__Material shown__:

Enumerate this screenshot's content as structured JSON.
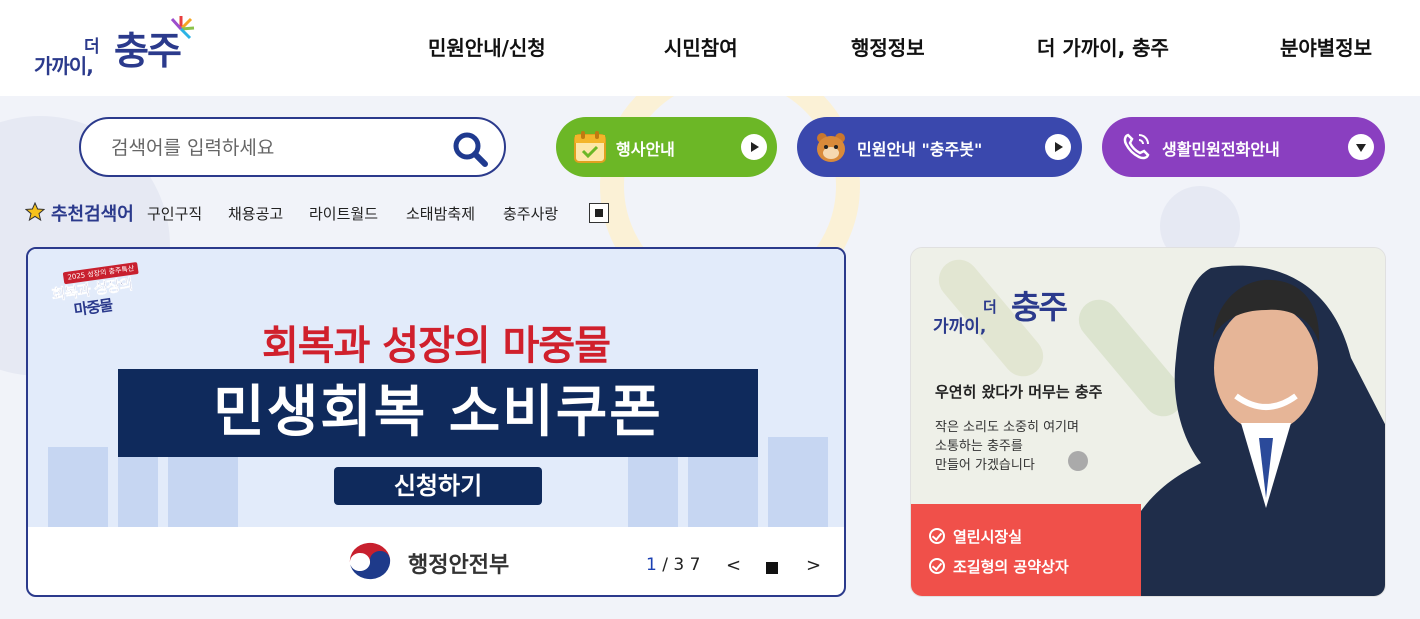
{
  "logo": {
    "small": "가까이,",
    "de": "더",
    "big": "충주"
  },
  "nav": [
    "민원안내/신청",
    "시민참여",
    "행정정보",
    "더 가까이, 충주",
    "분야별정보"
  ],
  "search": {
    "placeholder": "검색어를 입력하세요"
  },
  "quick": [
    {
      "label": "행사안내",
      "color": "#6cb726",
      "icon": "calendar-icon"
    },
    {
      "label": "민원안내 \"충주봇\"",
      "color": "#3a48ad",
      "icon": "bot-icon"
    },
    {
      "label": "생활민원전화안내",
      "color": "#8a3fc0",
      "icon": "phone-icon"
    }
  ],
  "recommended": {
    "title": "추천검색어",
    "keywords": [
      "구인구직",
      "채용공고",
      "라이트월드",
      "소태밤축제",
      "충주사랑"
    ]
  },
  "banner": {
    "badge_top": "2025 성장의 충주특산",
    "badge_line1": "회복과 성장의",
    "badge_line2": "마중물",
    "headline": "회복과 성장의 마중물",
    "title": "민생회복 소비쿠폰",
    "button": "신청하기",
    "ministry": "행정안전부",
    "page_current": "1",
    "page_total": "/ 3 7",
    "prev": "<",
    "next": ">"
  },
  "mayor": {
    "logo_small": "가까이,",
    "logo_de": "더",
    "logo_big": "충주",
    "slogan": "우연히 왔다가 머무는 충주",
    "desc": [
      "작은 소리도 소중히 여기며",
      "소통하는 충주를",
      "만들어 가겠습니다"
    ],
    "links": [
      "열린시장실",
      "조길형의 공약상자"
    ]
  },
  "colors": {
    "brand": "#2b3a8c",
    "banner_navy": "#0f2a5c",
    "red": "#d0202c",
    "card_red": "#f0504a"
  }
}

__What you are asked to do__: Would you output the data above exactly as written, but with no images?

__Result of the task__:
Enumerate this screenshot's content as structured JSON.
{
  "logo": {
    "small": "가까이,",
    "de": "더",
    "big": "충주"
  },
  "nav": [
    "민원안내/신청",
    "시민참여",
    "행정정보",
    "더 가까이, 충주",
    "분야별정보"
  ],
  "search": {
    "placeholder": "검색어를 입력하세요"
  },
  "quick": [
    {
      "label": "행사안내",
      "color": "#6cb726",
      "icon": "calendar-icon"
    },
    {
      "label": "민원안내 \"충주봇\"",
      "color": "#3a48ad",
      "icon": "bot-icon"
    },
    {
      "label": "생활민원전화안내",
      "color": "#8a3fc0",
      "icon": "phone-icon"
    }
  ],
  "recommended": {
    "title": "추천검색어",
    "keywords": [
      "구인구직",
      "채용공고",
      "라이트월드",
      "소태밤축제",
      "충주사랑"
    ]
  },
  "banner": {
    "badge_top": "2025 성장의 충주특산",
    "badge_line1": "회복과 성장의",
    "badge_line2": "마중물",
    "headline": "회복과 성장의 마중물",
    "title": "민생회복 소비쿠폰",
    "button": "신청하기",
    "ministry": "행정안전부",
    "page_current": "1",
    "page_total": "/ 3 7",
    "prev": "<",
    "next": ">"
  },
  "mayor": {
    "logo_small": "가까이,",
    "logo_de": "더",
    "logo_big": "충주",
    "slogan": "우연히 왔다가 머무는 충주",
    "desc": [
      "작은 소리도 소중히 여기며",
      "소통하는 충주를",
      "만들어 가겠습니다"
    ],
    "links": [
      "열린시장실",
      "조길형의 공약상자"
    ]
  },
  "colors": {
    "brand": "#2b3a8c",
    "banner_navy": "#0f2a5c",
    "red": "#d0202c",
    "card_red": "#f0504a"
  }
}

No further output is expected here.